It's time to turn on the Christmas lights - and we want to see yours

by Super User
TODAY is the day you are most likely to turn on your Christmas lights. A survey by English Heritage has revealed that Friday, December 1, the first day of the month, is the day most people "deck their halls" in festive splendour- and also shows that over the centuries we are celebrating the season earlier and earlier. This weekend is the busiest decorating weekend as almost a third of us will have put our lights up by Sunday night. (Except for the six per cent of us who admit to putting the lights up as early as November.) This is in striking contrast with the stoic Tudors who waited until New Year’s Day before dishing out the presents, medieval people who didn't dare decorate their homes until Christmas Eve and our pre-historic ancestors celebrating the midwinter solstice around December 21. Whenever you put the lights up, it seems most are agreed that they will be doing it. 77 per cent of respondents to the YouGov poll agreed that the festive season was not complete without Christmas lights. Tradition? What tradition? Christmas through the Ages Pre-historic For our pre-historic ancestors, celebrations centred on December 21, the date of the midwinter solstice. The sun’s light was revered - the tallest stones at Stonehenge were aligned to mark the position of sunrise on that day - and great feasting would take place. Romans For the Romans at least five days of feasting and partying called the Saturnalia, began on December 17. Present giving was not a major part of the festival, but white candles, named cerei, were given as gifts to signify the increase of light after the solstice. Middle Ages In the Middle Ages churches and private homes were decorated on Christmas Eve with frames covered in evergreens such as holly and stuck with candles. Churches bought candles in bulk to burn on Christmas Day morning and would have been ablaze with light on this ‘most joyous of days’. Tudors For the Tudors, presents were given on New Year’s Day, and roaring fires warmed the feasts in the great halls of the nobility and gentry, such as at Kenilworth Castle in Warwickshire. Stuarts In early Stuart England, warmth and light was provided throughout the Twelve Days by the burning of the Christmas or Yule log. Victorians It was the Victorians, in particular Queen Victoria and her beloved Albert, who gave us the Christmas we know today. The Christmas trees Albert introduced from his native Germany in 1840 rapidly caught on, as did decking them with candles and presents, by now given on Christmas Day itself. 'Christmas Box' tips to servants and tradesmen were left until December 26, establishing Boxing Day for the first time. Wartime During the Second World War, the blackout put an end to the comforting sight of lit Christmas trees in people’s front windows, but by 1944 churches were allowed to light their stained glass windows again as the aerial threat from conventional aircraft was all but ended.

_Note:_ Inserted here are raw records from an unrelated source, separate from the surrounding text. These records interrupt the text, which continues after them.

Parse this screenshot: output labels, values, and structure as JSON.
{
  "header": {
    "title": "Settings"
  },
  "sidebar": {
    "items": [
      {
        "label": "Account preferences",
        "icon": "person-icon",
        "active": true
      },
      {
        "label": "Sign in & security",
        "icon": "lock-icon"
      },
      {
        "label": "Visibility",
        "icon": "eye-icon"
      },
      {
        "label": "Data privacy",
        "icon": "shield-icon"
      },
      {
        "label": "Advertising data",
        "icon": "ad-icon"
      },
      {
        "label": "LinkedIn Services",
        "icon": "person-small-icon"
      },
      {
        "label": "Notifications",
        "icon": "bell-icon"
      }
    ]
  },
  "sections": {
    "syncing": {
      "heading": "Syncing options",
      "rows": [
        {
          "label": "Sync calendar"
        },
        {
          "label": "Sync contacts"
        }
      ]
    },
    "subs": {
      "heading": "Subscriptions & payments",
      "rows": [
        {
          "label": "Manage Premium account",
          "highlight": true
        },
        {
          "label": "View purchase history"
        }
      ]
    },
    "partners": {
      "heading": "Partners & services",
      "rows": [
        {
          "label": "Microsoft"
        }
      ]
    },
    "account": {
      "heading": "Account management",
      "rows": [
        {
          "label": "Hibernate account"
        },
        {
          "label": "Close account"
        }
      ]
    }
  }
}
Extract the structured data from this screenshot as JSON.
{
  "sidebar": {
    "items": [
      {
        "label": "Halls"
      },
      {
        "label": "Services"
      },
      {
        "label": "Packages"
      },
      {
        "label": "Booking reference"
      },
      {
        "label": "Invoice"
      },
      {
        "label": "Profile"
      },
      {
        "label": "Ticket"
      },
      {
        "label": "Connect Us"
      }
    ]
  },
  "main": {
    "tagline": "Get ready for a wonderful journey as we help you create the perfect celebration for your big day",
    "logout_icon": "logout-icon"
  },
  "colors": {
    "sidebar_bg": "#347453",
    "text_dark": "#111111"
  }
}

English Heritage historian Dr Michael Carter said: “The use of light to celebrate Christmas and the mid-winter festivals which preceded it is a tradition which goes back thousands of years. This reminder of the prospect of warmth and growth in the darkest days of winter was vitally important. The date of these celebrations has varied over the centuries, but it’s clear that in the 21st century, we’re more impatient for Christmas to begin than many of our ancestors. What’s also clear is that throughout history, whether consciously or unconsciously, human beings have sought light to lift our spirits in the depths of winter.” English Heritage will be joining in by switching its lights on ten days before Christmas on 15 December when it launches ‘Enchanted.’ This December, English Heritage is opening the gates after dark to some of its most prestigious palaces, houses and castles across the country for the first time as it hosts Enchanted, a new season of twilight outdoor events. Let's see your lights!

Leave your comments


  • No comments found